» **INSTRUCTIONS TO FOLLOW**:
Each line below should be set down again unchanged.

» **EXCERPTED RECORDS**:
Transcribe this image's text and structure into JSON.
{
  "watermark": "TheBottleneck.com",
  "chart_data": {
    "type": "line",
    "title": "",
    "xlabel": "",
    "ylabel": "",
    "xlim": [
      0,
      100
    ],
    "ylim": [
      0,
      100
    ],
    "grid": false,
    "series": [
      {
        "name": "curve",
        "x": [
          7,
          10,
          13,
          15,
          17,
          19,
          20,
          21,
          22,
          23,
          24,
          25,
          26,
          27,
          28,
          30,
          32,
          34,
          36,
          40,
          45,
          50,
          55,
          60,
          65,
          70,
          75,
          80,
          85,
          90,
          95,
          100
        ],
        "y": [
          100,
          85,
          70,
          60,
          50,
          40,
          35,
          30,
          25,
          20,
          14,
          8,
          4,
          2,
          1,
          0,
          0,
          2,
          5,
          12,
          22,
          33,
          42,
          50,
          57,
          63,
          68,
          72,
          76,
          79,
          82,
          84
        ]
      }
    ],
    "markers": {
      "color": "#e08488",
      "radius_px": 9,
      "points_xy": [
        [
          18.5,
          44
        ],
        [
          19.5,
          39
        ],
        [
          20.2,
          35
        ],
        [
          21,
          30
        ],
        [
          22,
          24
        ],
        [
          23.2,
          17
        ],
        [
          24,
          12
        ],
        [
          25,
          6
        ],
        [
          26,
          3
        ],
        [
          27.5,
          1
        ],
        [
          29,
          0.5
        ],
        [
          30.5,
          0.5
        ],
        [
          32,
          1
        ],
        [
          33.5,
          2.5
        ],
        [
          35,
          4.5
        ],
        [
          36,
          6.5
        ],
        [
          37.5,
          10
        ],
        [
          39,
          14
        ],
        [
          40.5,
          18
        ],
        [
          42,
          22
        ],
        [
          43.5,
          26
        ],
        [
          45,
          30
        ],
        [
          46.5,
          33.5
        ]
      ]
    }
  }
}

» **RESULT OF THIS TASK**:
Transcribe this image's text and structure into JSON.
{
  "watermark": "TheBottleneck.com",
  "chart_data": {
    "type": "line",
    "title": "",
    "xlabel": "",
    "ylabel": "",
    "xlim": [
      0,
      100
    ],
    "ylim": [
      0,
      100
    ],
    "grid": false,
    "series": [
      {
        "name": "curve",
        "x": [
          7,
          10,
          13,
          15,
          17,
          19,
          20,
          21,
          22,
          23,
          24,
          25,
          26,
          27,
          28,
          30,
          32,
          34,
          36,
          40,
          45,
          50,
          55,
          60,
          65,
          70,
          75,
          80,
          85,
          90,
          95,
          100
        ],
        "y": [
          100,
          85,
          70,
          60,
          50,
          40,
          35,
          30,
          25,
          20,
          14,
          8,
          4,
          2,
          1,
          0,
          0,
          2,
          5,
          12,
          22,
          33,
          42,
          50,
          57,
          63,
          68,
          72,
          76,
          79,
          82,
          84
        ]
      }
    ],
    "markers": {
      "color": "#e08488",
      "radius_px": 9,
      "points_xy": [
        [
          18.5,
          44
        ],
        [
          19.5,
          39
        ],
        [
          20.2,
          35
        ],
        [
          21,
          30
        ],
        [
          22,
          24
        ],
        [
          23.2,
          17
        ],
        [
          24,
          12
        ],
        [
          25,
          6
        ],
        [
          26,
          3
        ],
        [
          27.5,
          1
        ],
        [
          29,
          0.5
        ],
        [
          30.5,
          0.5
        ],
        [
          32,
          1
        ],
        [
          33.5,
          2.5
        ],
        [
          35,
          4.5
        ],
        [
          36,
          6.5
        ],
        [
          37.5,
          10
        ],
        [
          39,
          14
        ],
        [
          40.5,
          18
        ],
        [
          42,
          22
        ],
        [
          43.5,
          26
        ],
        [
          45,
          30
        ],
        [
          46.5,
          33.5
        ]
      ]
    }
  }
}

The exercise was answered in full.